[What is expected]:
For every line in the records below that holds "subtitle", make a copy.

⁂

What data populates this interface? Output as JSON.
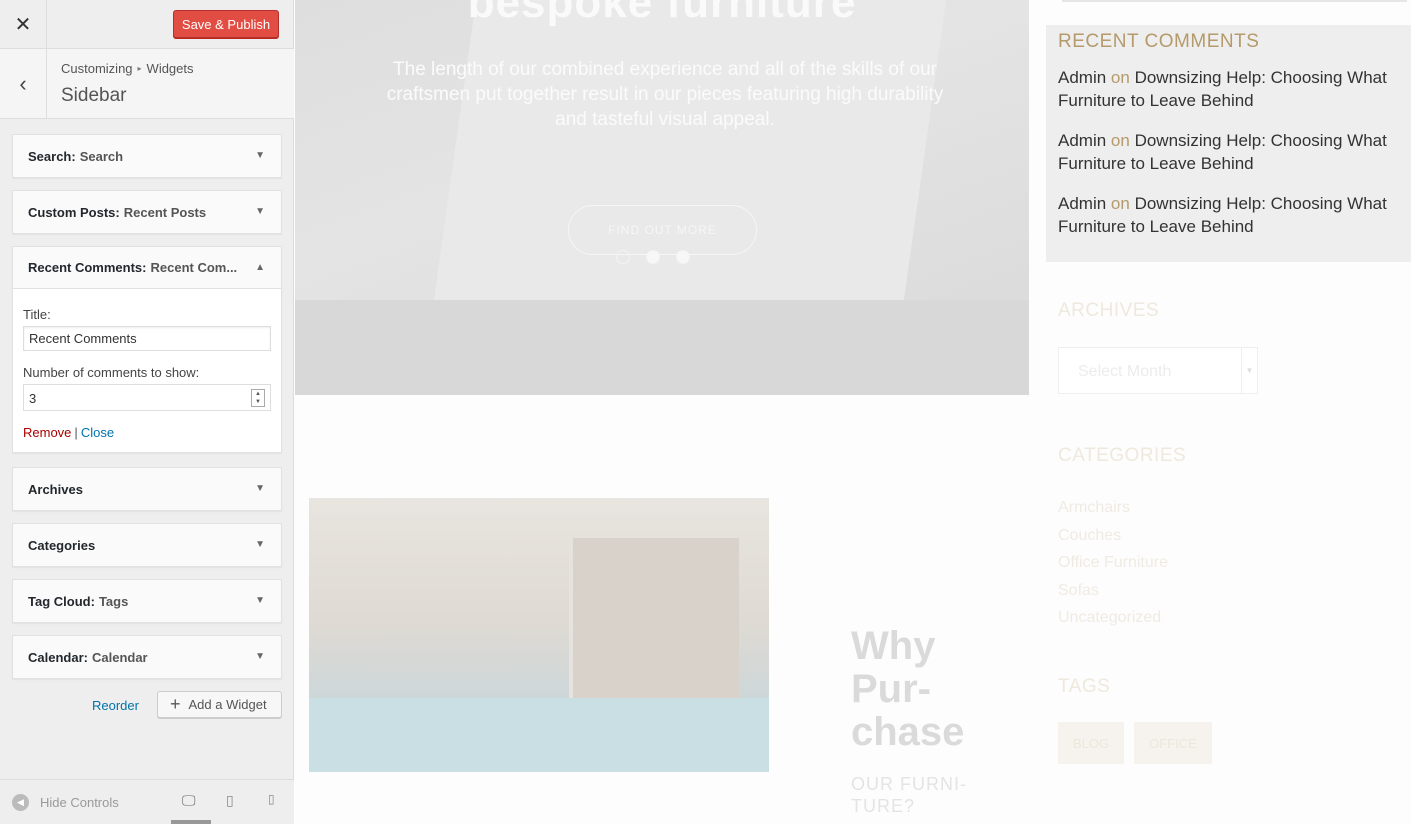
{
  "customizer": {
    "close_glyph": "✕",
    "save_label": "Save & Publish",
    "back_glyph": "‹",
    "breadcrumb": {
      "parent": "Customizing",
      "separator": "▸",
      "current": "Widgets"
    },
    "section_title": "Sidebar",
    "widgets": [
      {
        "name": "Search",
        "sep": ":",
        "subtitle": "Search"
      },
      {
        "name": "Custom Posts",
        "sep": ":",
        "subtitle": "Recent Posts"
      },
      {
        "name": "Recent Comments",
        "sep": ":",
        "subtitle": "Recent Com..."
      },
      {
        "name": "Archives",
        "sep": "",
        "subtitle": ""
      },
      {
        "name": "Categories",
        "sep": "",
        "subtitle": ""
      },
      {
        "name": "Tag Cloud",
        "sep": ":",
        "subtitle": "Tags"
      },
      {
        "name": "Calendar",
        "sep": ":",
        "subtitle": "Calendar"
      }
    ],
    "arrow_down": "▼",
    "arrow_up": "▲",
    "form": {
      "title_label": "Title:",
      "title_value": "Recent Comments",
      "number_label": "Number of comments to show:",
      "number_value": "3",
      "spin_up": "▲",
      "spin_down": "▼",
      "remove": "Remove",
      "pipe": "|",
      "close": "Close"
    },
    "reorder": "Reorder",
    "add_widget": "Add a Widget",
    "add_glyph": "+",
    "hide_controls": "Hide Controls",
    "hide_glyph": "◀",
    "devices": {
      "desktop": "🖵",
      "tablet": "▯",
      "mobile": "▯"
    }
  },
  "preview": {
    "hero_title": "bespoke furniture",
    "hero_text": "The length of our combined experience and all of the skills of our craftsmen put together result in our pieces featuring high durability and tasteful visual appeal.",
    "cta": "FIND OUT MORE",
    "why_lines": [
      "Why",
      "Pur-",
      "chase"
    ],
    "why_sub_lines": [
      "OUR FURNI-",
      "TURE?"
    ],
    "recent_comments": {
      "title": "RECENT COMMENTS",
      "items": [
        {
          "author": "Admin",
          "on": "on",
          "link": "Downsizing Help: Choosing What Furniture to Leave Behind"
        },
        {
          "author": "Admin",
          "on": "on",
          "link": "Downsizing Help: Choosing What Furniture to Leave Behind"
        },
        {
          "author": "Admin",
          "on": "on",
          "link": "Downsizing Help: Choosing What Furniture to Leave Behind"
        }
      ]
    },
    "archives": {
      "title": "ARCHIVES",
      "select": "Select Month",
      "caret": "▼"
    },
    "categories": {
      "title": "CATEGORIES",
      "items": [
        "Armchairs",
        "Couches",
        "Office Furniture",
        "Sofas",
        "Uncategorized"
      ]
    },
    "tags": {
      "title": "TAGS",
      "items": [
        "BLOG",
        "OFFICE"
      ]
    }
  },
  "colors": {
    "save": "#e14d43",
    "accent": "#b59a6b",
    "link": "#0073aa",
    "remove": "#aa0000"
  }
}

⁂

[Result]:
        "subtitle": "Search"
        "subtitle": "Recent Posts"
        "subtitle": "Recent Com..."
        "subtitle": ""
        "subtitle": ""
        "subtitle": "Tags"
        "subtitle": "Calendar"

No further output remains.